D.C. Council member Mary M. Cheh (D-Ward 3) and several other women were arrested Wednesday evening when they blocked Constitution Avenue a short time after the House of Representatives voted to permanently ban the District’s use of tax dollars to pay for abortions for low-income residents. Cheh was released about 11 p.m.

The arrests occurred after several prominent District women, including Council members Yvette D. Alexander (D-Ward 7) and Muriel Bowser (D-Ward 4), Maudine Cooper, president of the Greater Washington Urban League, and Patrice Sulton of the DC NAACP, held a rally at Upper Senate Park next to the U.S. Capitol in support of District autonomy.  

After a series of speakers blasted Congress for meddling and undermining Home Rule in the city, After the speeches, she grabbed the microphone and told the crowd “it’s time to take it to the streets.”

“Its time to show we are not going to be humiliated,” Cheh said. “We are not going to crouch.Who is going to stand with me for freedom?”

Cheh and about a two dozen others then stepped into Constitution Avenue, blocking frustrated motorists suddenly stuck on the hill leading to the Russell Senate Office Building.

Within minutes, about two dozen Capitol Police officers surrounded the protesters.

A police supervisor then issued two warnings for Cheh and the protesters to leave the street or face arrest. As the arrests took place, others lined the sidewalk, chanting “Free DC” and the “People united will not be defeated.”

A police sergeant was unable to immediately say how many people were taken into custody, but estimated “seven or eight.”

They were transported to Capitol police headquarters on D Street NE.

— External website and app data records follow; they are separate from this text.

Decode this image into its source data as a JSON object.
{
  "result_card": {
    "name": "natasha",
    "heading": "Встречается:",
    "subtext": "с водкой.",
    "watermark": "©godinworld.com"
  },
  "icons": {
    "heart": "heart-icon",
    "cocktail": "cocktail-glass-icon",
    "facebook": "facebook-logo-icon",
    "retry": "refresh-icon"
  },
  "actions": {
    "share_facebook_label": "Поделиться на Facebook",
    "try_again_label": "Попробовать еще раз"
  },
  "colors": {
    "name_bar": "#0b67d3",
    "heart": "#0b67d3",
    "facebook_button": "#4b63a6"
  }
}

 Cheh’s arrest comes less than a month after the high-profile arrest of Mayor Vincent C. Gray (D) and six council members during a similar demonstration.

  That protest, which led to 41 arrests, followed the budget agreement between President Obama and Congressional leaders that restricts the District from using local tax dollars for abortion services for the rest of the year. The deal also extended a school-voucher program backed by House Speaker John Boehner (R-Ohio) but opposed by Gray and others in the city.

Gray and most of those arrested on April 11 paid a $50 fine for a misdemeanor violation of unlawful assembly. But 15 of them refused to pay, and will appear in court Thursday morning. Several of them, including Eugene Kinlow of DC Vote, are expected to plead not guilty and stand trial.

“We are going to extend the process and test the limits of justice,” Kinlow said. “There will be a number of people who will continue to test the limits of democracy.”

District leaders noted that 17 states use local funds for some abortion services. The House bill approved Wednesday — on a 251-175 vote — would permanently bar the District from paying for abortions for low-income women. The Senate Democratic leaders don’t intend to bring the measure up for a stand-alone vote in their chamber.

The District leaders and others who gathered near the Capitol Wednesday night stressed their efforts were not only about abortion rights. Instead, they said, Congress is disrespecting the city by not allowing local elected officials to govern free of interference.   

Although she did not get arrested Wednesday night, Alexander called on Gray to “shut this city down” to protest the city’s lack of representation.

“Let’s block every border,” Alexander said. “The Capitol Police can’t arrest all 600,000 of us.”

“We have been disrespected for the last time,” Bowser said.

Next Wednesday, several leaders of the city’s civil rights community plan to hold a similar protest.

Staff writer Ben Pershing contributed to this report.